There are many challenges to teaching law — learning to understand case law and statutory construction, constitutional analysis, fact investigation and client counseling, just to name a few. But one that doesn’t often get mentioned is understanding the interplay between the political and the legal world.
As a death penalty defense lawyer, I have sometimes been asked what would be the first motion I would file in a case. I answer, not entirely tongue in cheek, “motion to continue this case to an odd-numbered year.” The last thing I want my client to face is a judge or prosecutor running for re-election.
To forget the political world you operate in is foolish and dangerous for your client, no matter what kind of case it is. When I teach criminal procedure, for example, I ask students to not just read the cases, but to be prepared to discuss their historical and political context. Many of the changes in the development of criminal procedure can be traced from the 1960s through the early 1990s and follows a pattern — first looking at minorities as victims, and then, as people to be feared.
Given today’s political climate, nowhere is the interplay between politics and law more salient than in immigration law. To state the obvious, the prejudice characterized in the recent presidential election surrounding immigration policy and appeals to xenophobia was responsible, in large part, for its result. If you are an advocate for a refugee, or represent someone seeking citizenship or asylum, part of the work is understanding the political ramifications of what you are trying to do.

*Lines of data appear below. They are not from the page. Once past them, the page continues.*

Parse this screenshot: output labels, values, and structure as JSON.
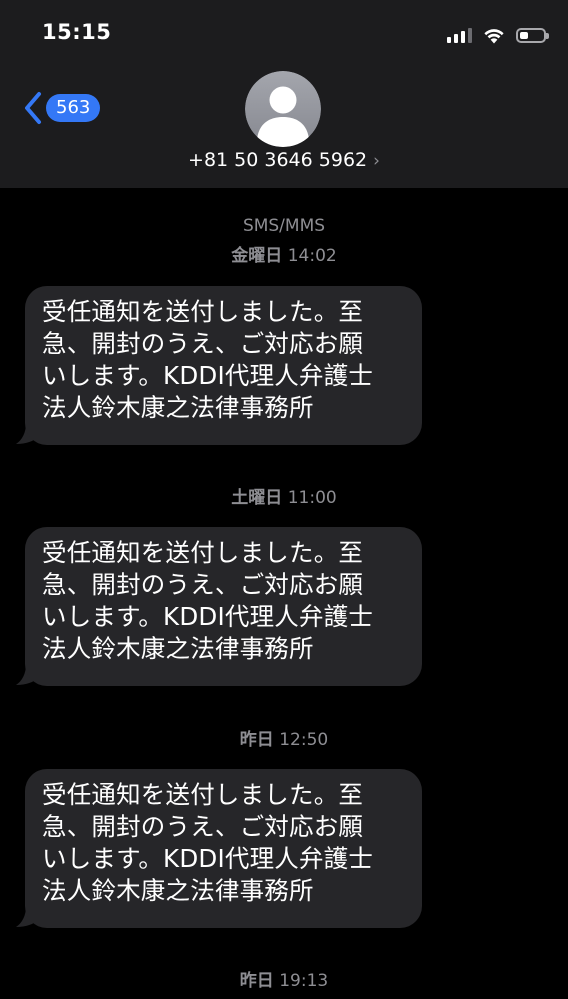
{
  "status_bar": {
    "time": "15:15",
    "battery_level": 0.35,
    "signal_bars": 3,
    "icons": [
      "signal-icon",
      "wifi-icon",
      "battery-icon"
    ]
  },
  "nav": {
    "back_count": "563",
    "contact": "+81 50 3646 5962",
    "chevron": "›",
    "avatar_icon": "person-silhouette-icon"
  },
  "conversation": {
    "service": "SMS/MMS",
    "groups": [
      {
        "day": "金曜日",
        "time": "14:02",
        "message": "受任通知を送付しました。至\n急、開封のうえ、ご対応お願\nいします。KDDI代理人弁護士\n法人鈴木康之法律事務所"
      },
      {
        "day": "土曜日",
        "time": "11:00",
        "message": "受任通知を送付しました。至\n急、開封のうえ、ご対応お願\nいします。KDDI代理人弁護士\n法人鈴木康之法律事務所"
      },
      {
        "day": "昨日",
        "time": "12:50",
        "message": "受任通知を送付しました。至\n急、開封のうえ、ご対応お願\nいします。KDDI代理人弁護士\n法人鈴木康之法律事務所"
      },
      {
        "day": "昨日",
        "time": "19:13",
        "message": ""
      }
    ]
  },
  "colors": {
    "background": "#000000",
    "header": "#1c1c1e",
    "bubble": "#262629",
    "accent": "#3478f6",
    "secondary_text": "#8e8e93"
  }
}
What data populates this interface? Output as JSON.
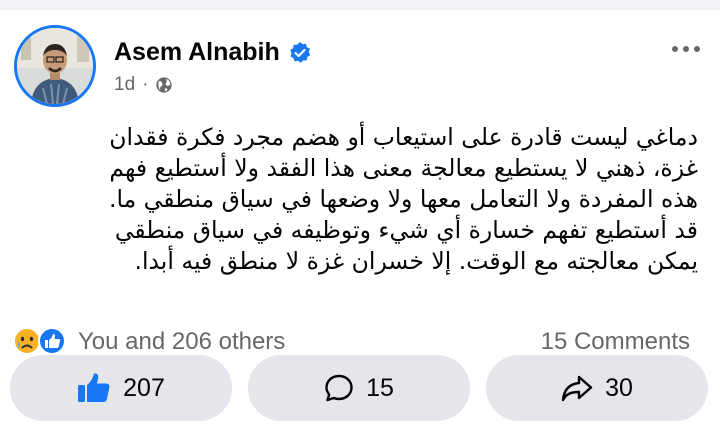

To illustrate this point, let me tell you about a post-election asylum win by the Valparaiso University Law School Immigration Clinic. Two third-year students, Brandon Carter and Chelsea Hillman, supervised by the Immigration Clinic director and professor Geoffrey Heeren, won asylum for an Eritrean man who had been persecuted for his political beliefs. Their client (referred to as J.T. to protect his identity) was an Eritrean citizen, but was born and raised in Saudi Arabia, where his father worked. In Saudi Arabia, J.T. and his father attended meetings of Eritrean expats, during which they sometimes expressed views critical of the repressive Eritrean government. When they returned to Eritrea for a wedding, they were arrested, detained, interrogated about their statements in Saudi Arabia, and tortured. They escaped from detention when a family member paid a bribe. Afterward, they returned to Saudi Arabia, but again faced persecution, this time due to their religious beliefs. J.T. was twice arrested, detained, and beaten by Saudi religious police for practicing Christianity. Eventually, J.T. escaped to the United States.
Chelsea and Brandon assembled substantial documentation to support J.T.’s story, including articles on Eritrea’s extensive international network of spies and affidavits from family members, country experts, a medical expert who documented that J.T. had been tortured, and a psychological expert. While country conditions are important in any asylum request, they become extremely important when we are talking about Saudi Arabia, Eritrea, religion, and political dissent. As a result of Chelsea and Brandon’s hard work and legal skills, their client was able to begin a new life in the United States.
One cannot help but wonder, though, had their client been Muslim and persecuted for those beliefs, would his case have resulted in asylum? Our country’s close ties to Saudi Arabia had to be considered as well. In representing this client, the Immigration Clinic students and their professor had to confront the many stereotypes, prejudices and political realities of the world we live in that can produce a climate of intolerance. It behooves all of us to look at context, to understand to whom we are speaking, and to represent our clients with those political and contextual understandings — not to cause us to be more cautious, but to cause us to be more effective in cases where the interplay between politics and law is a reality.•
• Andrea D. Lyon is dean and professor of law at Valparaiso University Law School. The opinions expressed are those of the author.